Many employers may exceed these minimum requirements as a commitment to helping their employees save and invest for their eventual retirement. The idea is that a strong employee benefits program, which includes a retirement plan, is a way to keep good employees on staff.
The next thing to understand about your contributions and your employers matching contributions is the vesting schedule. First, you can breathe easy about your own salary deferrals into the 401(k). Money you put into the plan is immediately 100% vested. It will remain invested in your participant account and grow through future contributions and investment growth until you retire and start to draw the money out or when you change jobs and roll over the 401(k) balance to another tax qualified account.
Keep in mind that money you defer into a traditional 401(k) will avoid being assessed for payroll tax and federal income tax liabilities. The money also grows over time with no income tax ramifications until you draw money out in retirement, which is then considered ordinary income for tax calculation purposes.
You employer may offer a Roth 401(k) option. If you use the Roth option for part or all of your plan contributions, you don’t receive any tax benefits at the time you make contributions, but you also won’t pay any tax when you withdraw funds in retirement.
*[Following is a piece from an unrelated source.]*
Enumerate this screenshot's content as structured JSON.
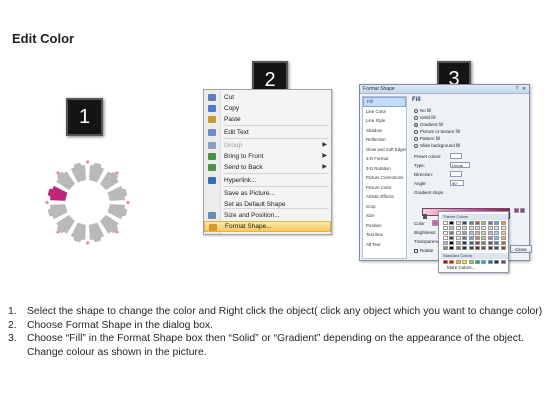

Back to the vesting concept. Employer contributions are generally subject to a vesting requirement, which is based on how long you have been participating in the plan as an employee. The vesting schedule is established by your employer when the plan is set up. It can be a gradual schedule, where you are vested more each year over a period of 5 or 6 years, or the schedule may be set up as a “cliff”, where you aren’t vested at all for the first couple years, but become 100% vested after 3 years.
You should refer to your plan document to learn about the vesting schedule when you begin to participate. The implications for vesting is that if you terminate employment with an employer who made matching contributions and you did not meet the time required for vesting, you will not get to keep the employers contributions. Of course, your own contributions are 100% vested at all times as mentioned before.
If you change jobs, or eventually retire, the option is yours on whether to leave your 401(k) assets in the plan, move them to a new employer’s plan, or most commonly, perform a tax-free rollover to an individual retirement account (IRA). Since workers tend to change jobs more often in today’s economy, rolling over your plan to an IRA is probably preferable to having several old 401(k) plans to monitor.
It’s easy to take the view that the matching contributions made by your employer don’t appear to be significant at any moment in time. But, the power of tax-deferred retirement plans is truly about the time you participate. A dollar-for-dollar match even on a few percent of your compensation represent a 100% investment return on those dollars as long as you meet the vesting requirements. In addition, you are avoiding payroll and federal tax on those dollars if you use the traditional 401(k) and achieving tax-deferred growth of your investment capital with both the traditional and Roth 401(k) options. As mentioned earlier, the choice of the traditional or Roth option is based on when you want the tax benefit. An immediate tax deduction now means you will pay tax at the time of withdrawal in retirement. Using the Roth option will cost you more in taxes now but provide tax-free income later. I think for most participants using a balance between the traditional and Roth options is worth considering and is allowed by most plans.
For help in determining the best 401(k) options for you call us today at 941-778-1900 or visit www.integracapitaladvisors.com to schedule an appointment today.